Google Scholar appears to find the article only if I search for the complete title or search for political determinants of fiscal transparency. If I enter any other combination of words of the title or the keywords in the search query the article disappears from the results.
Even more strangely, Google Scholar does not find the article when I look for political determinants fiscal transparency. How is it possible that the word of makes such a difference for Google Scholar?

Thank you!

P.S. I wrote to the journal and they replied that this is how it is supposed to work, but this answer is not really convincing.

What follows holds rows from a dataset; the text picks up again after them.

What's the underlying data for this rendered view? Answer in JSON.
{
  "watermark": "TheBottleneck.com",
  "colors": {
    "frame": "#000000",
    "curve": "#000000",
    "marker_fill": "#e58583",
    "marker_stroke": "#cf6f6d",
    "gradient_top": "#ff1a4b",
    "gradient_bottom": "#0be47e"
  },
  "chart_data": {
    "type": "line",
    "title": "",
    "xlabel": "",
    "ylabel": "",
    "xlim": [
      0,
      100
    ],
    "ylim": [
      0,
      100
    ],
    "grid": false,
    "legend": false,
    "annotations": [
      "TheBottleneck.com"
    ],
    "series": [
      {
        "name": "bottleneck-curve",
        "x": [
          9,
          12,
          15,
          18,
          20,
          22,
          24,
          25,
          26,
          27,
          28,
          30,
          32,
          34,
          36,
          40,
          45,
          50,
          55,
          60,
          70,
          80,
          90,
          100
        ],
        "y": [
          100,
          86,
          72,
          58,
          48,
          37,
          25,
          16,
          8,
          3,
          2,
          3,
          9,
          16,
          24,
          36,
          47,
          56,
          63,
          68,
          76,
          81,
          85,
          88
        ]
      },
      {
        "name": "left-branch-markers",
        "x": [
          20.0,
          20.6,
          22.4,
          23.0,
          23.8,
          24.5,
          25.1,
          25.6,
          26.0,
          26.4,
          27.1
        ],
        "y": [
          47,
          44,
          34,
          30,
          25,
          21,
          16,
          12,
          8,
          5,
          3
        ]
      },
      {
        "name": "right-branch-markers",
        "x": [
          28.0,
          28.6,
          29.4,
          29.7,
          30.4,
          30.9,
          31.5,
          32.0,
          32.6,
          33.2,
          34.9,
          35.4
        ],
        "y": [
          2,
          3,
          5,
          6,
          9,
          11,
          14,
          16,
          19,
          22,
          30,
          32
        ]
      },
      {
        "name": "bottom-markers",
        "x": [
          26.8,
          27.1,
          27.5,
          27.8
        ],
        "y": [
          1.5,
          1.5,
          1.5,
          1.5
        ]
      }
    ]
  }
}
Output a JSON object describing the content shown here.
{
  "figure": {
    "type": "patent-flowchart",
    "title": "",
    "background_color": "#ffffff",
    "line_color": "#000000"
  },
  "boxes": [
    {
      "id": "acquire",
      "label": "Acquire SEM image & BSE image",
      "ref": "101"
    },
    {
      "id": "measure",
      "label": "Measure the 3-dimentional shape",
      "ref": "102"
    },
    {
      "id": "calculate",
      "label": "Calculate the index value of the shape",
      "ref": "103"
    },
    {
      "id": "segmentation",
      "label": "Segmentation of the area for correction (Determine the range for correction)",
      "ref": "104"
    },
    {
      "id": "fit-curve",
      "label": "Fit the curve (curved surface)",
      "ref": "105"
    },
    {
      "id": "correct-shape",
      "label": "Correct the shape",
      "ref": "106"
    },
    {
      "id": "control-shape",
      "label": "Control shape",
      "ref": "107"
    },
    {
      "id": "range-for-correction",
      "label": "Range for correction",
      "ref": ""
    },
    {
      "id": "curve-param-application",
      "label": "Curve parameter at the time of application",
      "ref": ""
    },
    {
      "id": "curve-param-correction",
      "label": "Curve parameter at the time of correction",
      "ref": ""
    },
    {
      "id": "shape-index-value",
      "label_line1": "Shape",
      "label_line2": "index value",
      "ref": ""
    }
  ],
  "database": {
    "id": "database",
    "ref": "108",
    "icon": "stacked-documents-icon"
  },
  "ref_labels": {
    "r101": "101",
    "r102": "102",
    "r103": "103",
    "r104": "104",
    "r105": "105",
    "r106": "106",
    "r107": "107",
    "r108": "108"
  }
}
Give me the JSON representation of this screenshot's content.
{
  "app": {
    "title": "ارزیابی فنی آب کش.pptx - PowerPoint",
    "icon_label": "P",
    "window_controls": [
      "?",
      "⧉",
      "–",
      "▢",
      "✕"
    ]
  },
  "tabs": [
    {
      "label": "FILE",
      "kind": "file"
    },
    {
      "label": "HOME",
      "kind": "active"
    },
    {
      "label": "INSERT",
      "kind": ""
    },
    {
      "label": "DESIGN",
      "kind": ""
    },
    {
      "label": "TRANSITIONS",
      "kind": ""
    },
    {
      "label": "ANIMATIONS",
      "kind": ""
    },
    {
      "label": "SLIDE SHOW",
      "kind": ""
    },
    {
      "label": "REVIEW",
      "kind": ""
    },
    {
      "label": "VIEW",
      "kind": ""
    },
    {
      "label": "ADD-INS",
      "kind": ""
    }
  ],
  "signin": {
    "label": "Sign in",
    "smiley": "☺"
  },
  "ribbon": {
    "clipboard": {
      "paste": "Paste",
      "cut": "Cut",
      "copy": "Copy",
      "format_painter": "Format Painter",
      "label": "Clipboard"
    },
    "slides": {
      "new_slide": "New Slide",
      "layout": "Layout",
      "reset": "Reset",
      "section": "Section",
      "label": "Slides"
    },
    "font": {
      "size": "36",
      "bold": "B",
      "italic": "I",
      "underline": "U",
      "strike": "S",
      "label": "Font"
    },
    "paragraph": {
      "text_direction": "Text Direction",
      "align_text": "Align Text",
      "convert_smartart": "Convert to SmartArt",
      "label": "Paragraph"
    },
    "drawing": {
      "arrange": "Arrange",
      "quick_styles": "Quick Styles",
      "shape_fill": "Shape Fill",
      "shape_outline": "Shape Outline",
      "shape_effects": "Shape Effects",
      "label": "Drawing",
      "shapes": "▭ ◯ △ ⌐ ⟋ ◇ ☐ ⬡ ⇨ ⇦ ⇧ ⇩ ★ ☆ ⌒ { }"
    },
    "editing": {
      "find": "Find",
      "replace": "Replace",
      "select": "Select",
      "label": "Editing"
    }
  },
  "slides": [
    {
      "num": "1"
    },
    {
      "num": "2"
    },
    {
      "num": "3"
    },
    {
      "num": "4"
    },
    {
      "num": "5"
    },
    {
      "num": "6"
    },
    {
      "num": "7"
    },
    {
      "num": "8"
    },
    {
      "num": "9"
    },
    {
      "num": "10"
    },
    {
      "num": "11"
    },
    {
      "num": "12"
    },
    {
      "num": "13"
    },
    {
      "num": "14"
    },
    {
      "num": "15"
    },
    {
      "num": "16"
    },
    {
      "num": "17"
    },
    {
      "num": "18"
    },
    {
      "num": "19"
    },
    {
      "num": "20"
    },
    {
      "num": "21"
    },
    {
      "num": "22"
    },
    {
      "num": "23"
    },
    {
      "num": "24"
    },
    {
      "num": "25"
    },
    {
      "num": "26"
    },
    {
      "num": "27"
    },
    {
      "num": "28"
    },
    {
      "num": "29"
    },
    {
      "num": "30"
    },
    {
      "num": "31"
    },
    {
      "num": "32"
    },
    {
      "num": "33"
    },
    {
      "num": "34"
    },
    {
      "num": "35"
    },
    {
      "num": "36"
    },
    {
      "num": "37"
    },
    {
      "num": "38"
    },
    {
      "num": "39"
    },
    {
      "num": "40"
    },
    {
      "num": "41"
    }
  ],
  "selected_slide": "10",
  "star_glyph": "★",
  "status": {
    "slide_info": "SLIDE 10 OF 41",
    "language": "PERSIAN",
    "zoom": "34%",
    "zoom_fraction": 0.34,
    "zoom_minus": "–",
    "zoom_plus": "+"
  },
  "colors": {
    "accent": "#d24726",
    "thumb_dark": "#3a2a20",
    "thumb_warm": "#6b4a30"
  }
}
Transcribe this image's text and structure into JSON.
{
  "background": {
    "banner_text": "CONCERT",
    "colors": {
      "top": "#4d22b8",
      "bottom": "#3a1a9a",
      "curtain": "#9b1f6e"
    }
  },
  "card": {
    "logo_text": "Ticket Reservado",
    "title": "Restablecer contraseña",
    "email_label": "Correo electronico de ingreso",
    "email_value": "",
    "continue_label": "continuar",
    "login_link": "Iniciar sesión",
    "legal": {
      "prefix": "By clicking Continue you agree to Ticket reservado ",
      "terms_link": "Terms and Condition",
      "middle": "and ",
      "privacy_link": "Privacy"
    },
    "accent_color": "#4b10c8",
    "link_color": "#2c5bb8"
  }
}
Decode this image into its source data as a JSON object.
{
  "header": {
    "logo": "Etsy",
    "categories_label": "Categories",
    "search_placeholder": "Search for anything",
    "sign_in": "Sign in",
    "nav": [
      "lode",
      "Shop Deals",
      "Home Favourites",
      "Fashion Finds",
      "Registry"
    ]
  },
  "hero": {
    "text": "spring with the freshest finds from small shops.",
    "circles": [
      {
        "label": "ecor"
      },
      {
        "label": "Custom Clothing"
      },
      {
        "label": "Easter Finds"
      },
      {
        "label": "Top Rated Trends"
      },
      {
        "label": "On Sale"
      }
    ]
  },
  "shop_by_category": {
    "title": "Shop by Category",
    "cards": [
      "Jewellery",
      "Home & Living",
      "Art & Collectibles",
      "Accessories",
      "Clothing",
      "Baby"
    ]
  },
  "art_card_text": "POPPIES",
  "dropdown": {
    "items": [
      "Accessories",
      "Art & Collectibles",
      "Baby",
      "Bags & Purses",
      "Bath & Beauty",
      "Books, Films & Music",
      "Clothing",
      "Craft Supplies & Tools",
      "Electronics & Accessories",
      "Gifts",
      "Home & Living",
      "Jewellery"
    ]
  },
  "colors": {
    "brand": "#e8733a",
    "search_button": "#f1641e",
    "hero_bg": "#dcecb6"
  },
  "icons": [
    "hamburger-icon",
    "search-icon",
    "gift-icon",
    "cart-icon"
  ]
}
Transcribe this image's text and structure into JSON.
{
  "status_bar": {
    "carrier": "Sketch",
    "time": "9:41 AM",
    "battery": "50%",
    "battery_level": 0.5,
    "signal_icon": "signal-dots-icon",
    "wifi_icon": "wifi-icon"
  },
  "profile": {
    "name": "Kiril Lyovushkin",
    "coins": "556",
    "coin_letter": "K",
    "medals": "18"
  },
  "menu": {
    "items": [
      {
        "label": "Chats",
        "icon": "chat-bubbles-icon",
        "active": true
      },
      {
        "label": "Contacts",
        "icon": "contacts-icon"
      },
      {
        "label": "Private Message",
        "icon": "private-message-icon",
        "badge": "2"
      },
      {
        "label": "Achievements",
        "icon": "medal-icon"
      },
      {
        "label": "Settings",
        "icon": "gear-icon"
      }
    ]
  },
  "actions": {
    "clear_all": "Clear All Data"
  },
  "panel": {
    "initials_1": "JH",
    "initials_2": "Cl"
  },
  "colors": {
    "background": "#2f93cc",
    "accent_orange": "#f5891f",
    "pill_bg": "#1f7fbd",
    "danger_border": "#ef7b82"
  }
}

I hear in a lecture that Google Scholar is better than other databases such as Web of Knowledge and Scopus when it comes to cross-disciplinary analysis of citations. It was argued that Google Scholar has a better coverage of all disciplines (e.g., social sciences) while the classic databases favor science & engineering journals.

However, I tried to find a solid reference justifying this claim, but was unable to find.

  1. I understand that Google Scholar indexes more web-based resources, but is there evidence that this favors less-indexed disciplines or simply Google Scholar indexes more resources for all disciplines (with the same ratio).
  2. If this point is correct, could you please a reference (book or published article) providing an in-depth analysis.

Before applying to the Phd program in Business in China, I searched Chinese Professor’s profile through university webpage, Google Scholar and Researchgate. The purpose of searching was to find a potential supervisor in the field of my interest. And I found in the university webpage that the profiles of some professors are incomplete. By searching Chinese professor’s name on Researchgate or Google Scholar, I found no result. However, a few professors have their very updated profiles. Is the English webpage of the university not update? or Google does not show update information. Please feel free to edit the question.